Above, L-R: Jie Xu, Chinese Embassy; Professor Tieniu Tan, Chinese Academy of Sciences; Professor Andrew Holmes, Australian Academy of Science; Professor Mary O’Kane, Australian Academy of Technological Sciences and Engineering; Professor Chunli Bai, president, Chinese Academy of Sciences; Professor Suzanne Cory, president, Australian Academy of Science; Professor Jinghua Cao, Chinese Academy of Sciences; and Bolun Ning, Chinese Academy of Science (image: Nancy Pritchard, Australian Academy of Science).
A delegation of top Chinese scientists have met with their Australian counterparts in Canberra to examine how best to use the human genome, stem cells and smart technologies to extend life and promote healthy ageing.
The Australian Academy of Science (AAS) played host to the ninth annual Australia-China symposium earlier this week, where researchers from the AAS, the Australian Academy of Technological Sciences and Engineering, and the Chinese Academy of Sciences shared information about the latest advances in strategies to try to ensure that people live long lives in good health.
Chinese and Australian researchers considered the burden of disease and presented new advances in infectious diseases; stem cells and regenerative medicine; genomics and personalised medicine; and medical bionics and nanotechnology.
Symposium co-chair and secretary for science policy at the AAS, Professor Bob Williamson, emphasised the importance of using recent advances in science to improve the quality of life of older people throughout the world.
“Many people do not realise that during the past 50 years, not only has China become a world economic power, but its population, especially in the cities, lives about as long as we do, and suffers from the same burden of chronic disease associated with ageing,” Prof Williamson said.
“It’s important to use our best scientific knowledge to help implement intervention strategies to reduce the burden of these diseases.
“This has become possible thanks to advances from the human genome project, which permit early diagnosis of gene mutations such as those causing cancer, and the use of new techniques based on stem cells, medical bionic ears and eyes, and nanotechnology.”
Prof Williamson welcomed the senior Chinese scientists, saying that sharing data at the symposium would lead to a clearer understanding of how to promote healthy ageing.
“Even more importantly, meetings such as this kick-start collaborations between scientists in Australia and China, and will help both countries to find new solutions to ensure healthy ageing through science, technology and engineering,” he said.

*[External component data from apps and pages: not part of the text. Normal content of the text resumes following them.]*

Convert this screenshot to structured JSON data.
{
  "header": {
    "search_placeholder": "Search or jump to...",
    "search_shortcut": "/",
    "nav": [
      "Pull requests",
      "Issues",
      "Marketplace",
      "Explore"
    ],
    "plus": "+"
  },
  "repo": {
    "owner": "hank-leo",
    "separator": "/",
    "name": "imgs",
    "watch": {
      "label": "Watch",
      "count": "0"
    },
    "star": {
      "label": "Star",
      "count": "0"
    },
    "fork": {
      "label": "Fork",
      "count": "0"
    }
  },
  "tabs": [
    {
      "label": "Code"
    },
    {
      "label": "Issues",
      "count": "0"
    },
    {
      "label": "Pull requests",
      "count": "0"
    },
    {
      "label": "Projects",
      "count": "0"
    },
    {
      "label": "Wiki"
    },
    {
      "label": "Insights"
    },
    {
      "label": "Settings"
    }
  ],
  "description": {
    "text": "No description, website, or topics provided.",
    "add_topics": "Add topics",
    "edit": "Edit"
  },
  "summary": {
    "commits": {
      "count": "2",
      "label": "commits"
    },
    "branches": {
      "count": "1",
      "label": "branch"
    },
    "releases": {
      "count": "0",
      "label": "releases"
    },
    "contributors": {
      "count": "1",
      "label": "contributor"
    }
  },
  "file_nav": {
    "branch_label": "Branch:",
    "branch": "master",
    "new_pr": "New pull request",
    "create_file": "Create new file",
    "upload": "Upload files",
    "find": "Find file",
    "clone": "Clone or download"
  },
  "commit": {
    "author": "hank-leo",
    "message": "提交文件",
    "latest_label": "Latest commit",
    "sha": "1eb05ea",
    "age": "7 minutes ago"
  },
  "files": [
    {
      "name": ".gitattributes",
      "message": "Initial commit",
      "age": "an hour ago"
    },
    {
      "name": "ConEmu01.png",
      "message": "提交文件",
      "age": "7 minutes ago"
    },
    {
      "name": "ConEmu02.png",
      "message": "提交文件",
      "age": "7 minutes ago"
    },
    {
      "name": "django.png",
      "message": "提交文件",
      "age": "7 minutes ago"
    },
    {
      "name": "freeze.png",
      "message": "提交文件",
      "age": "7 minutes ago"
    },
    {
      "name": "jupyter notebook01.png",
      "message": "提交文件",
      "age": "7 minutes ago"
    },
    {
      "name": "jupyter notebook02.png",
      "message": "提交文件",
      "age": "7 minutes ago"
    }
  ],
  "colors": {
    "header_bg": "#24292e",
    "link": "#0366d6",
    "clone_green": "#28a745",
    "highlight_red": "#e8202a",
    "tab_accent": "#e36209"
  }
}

“Australia and China together can lead our region in providing innovative responses to this challenge, reducing the economic and social burden on families, communities and nations.”

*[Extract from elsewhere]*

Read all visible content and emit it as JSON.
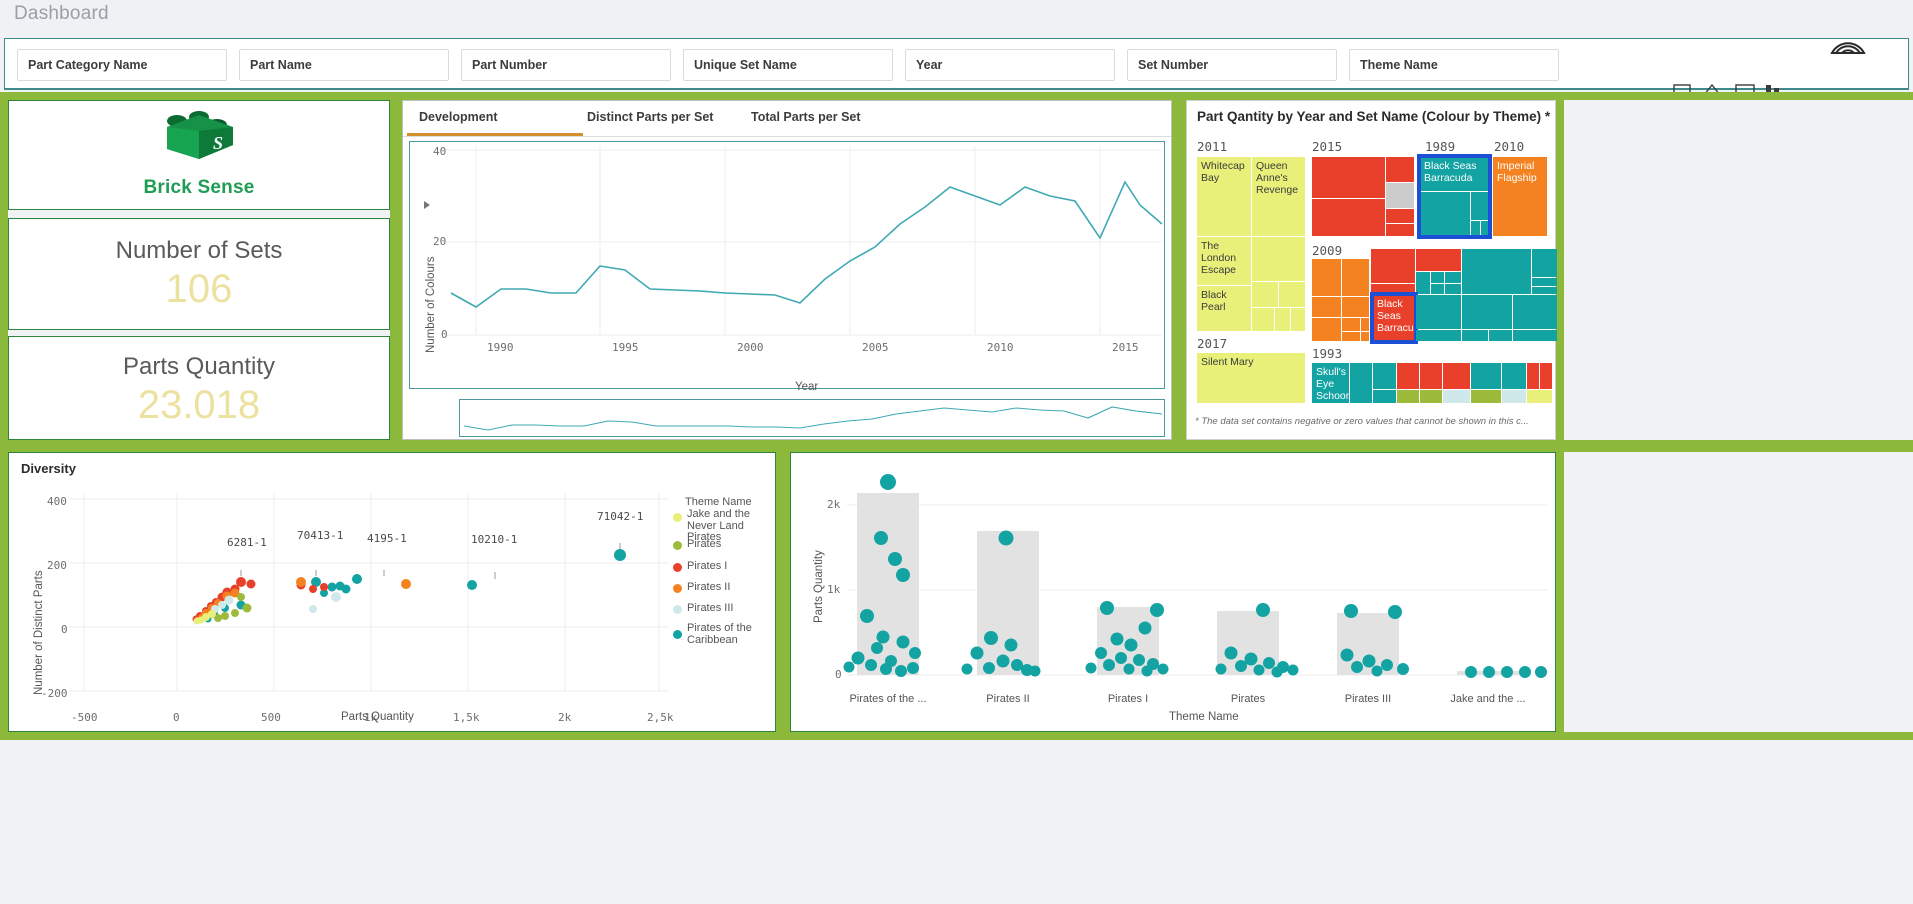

The symposium was organised by the Australian Academy of Science, Australian Academy of Technological Sciences and Engineering and Chinese Academy of Sciences, with financial support from the Australian Government.
The conclusions reached by the participants aimed to provide a platform for enhancing collaboration between the two countries through innovative science, technological and engineering solutions.

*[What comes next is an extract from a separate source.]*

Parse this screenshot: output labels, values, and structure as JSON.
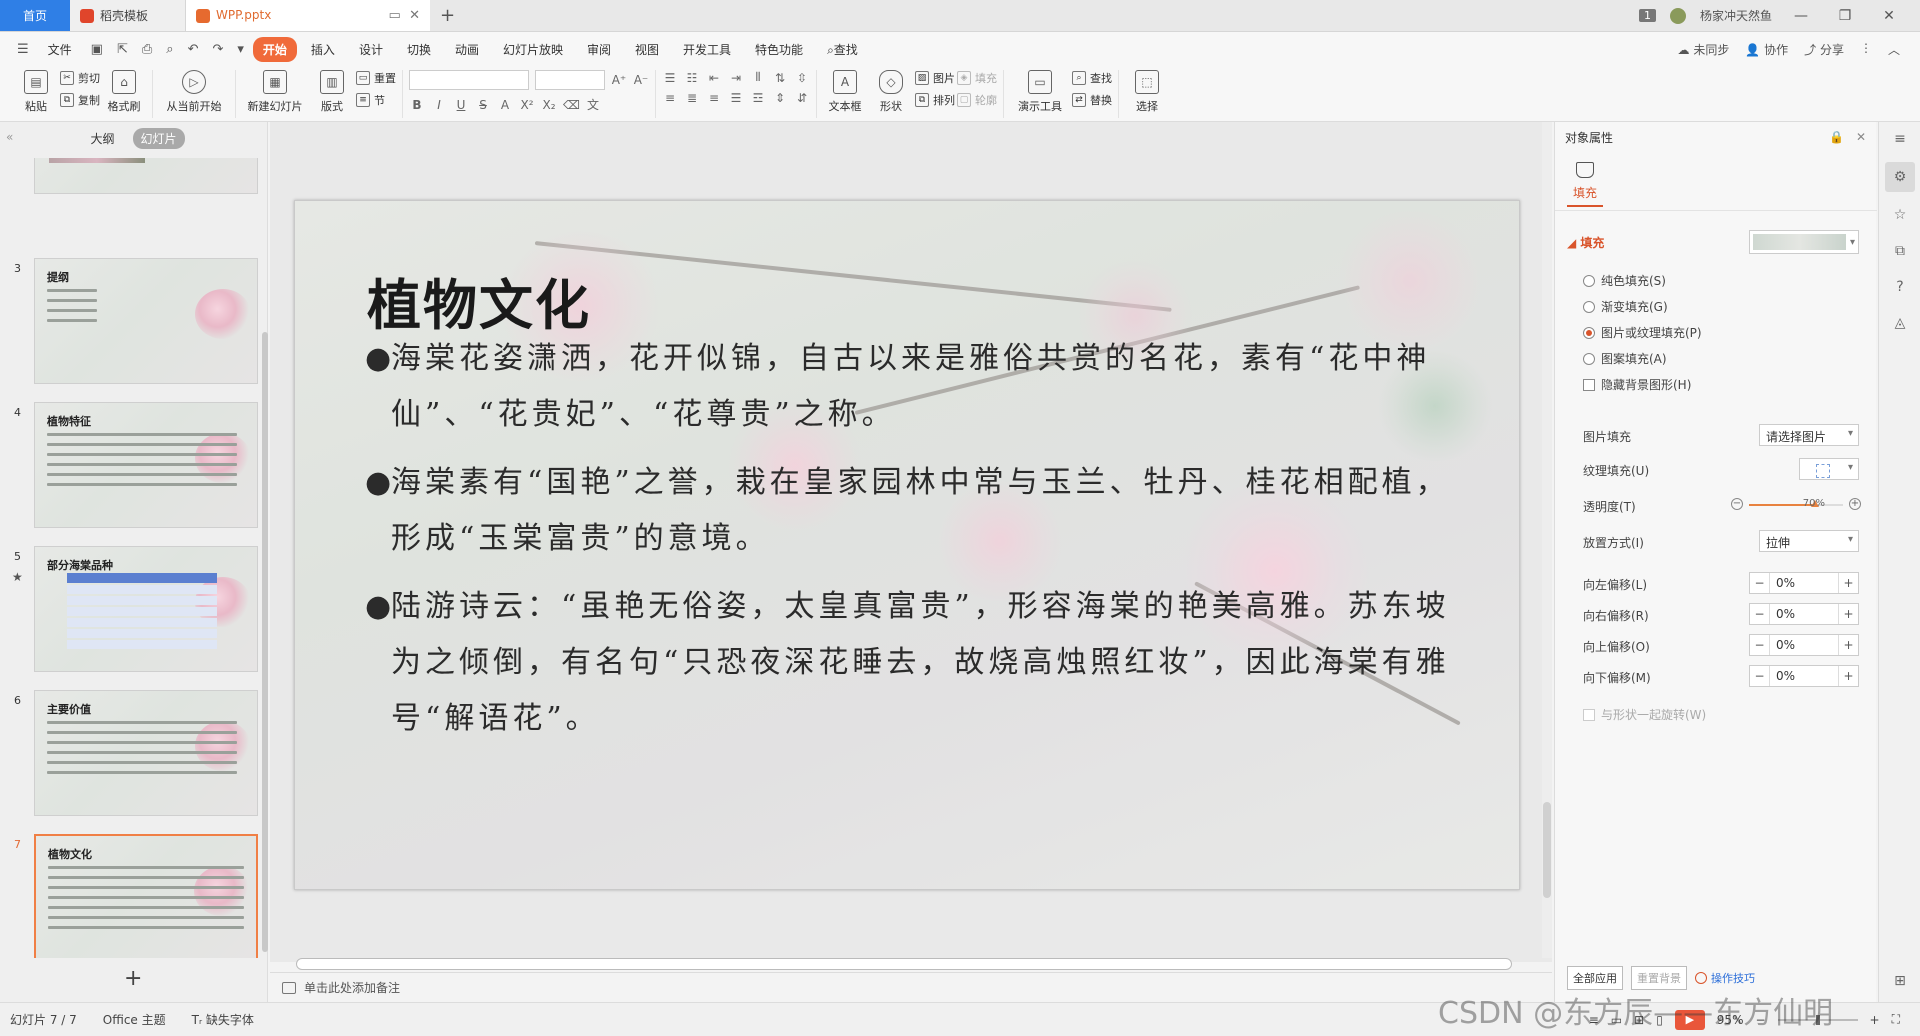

The joint Academies’ symposia have been held annually since 2004 in China and Australia, on topics of national importance such as energy, water, biotechnology and sustainability.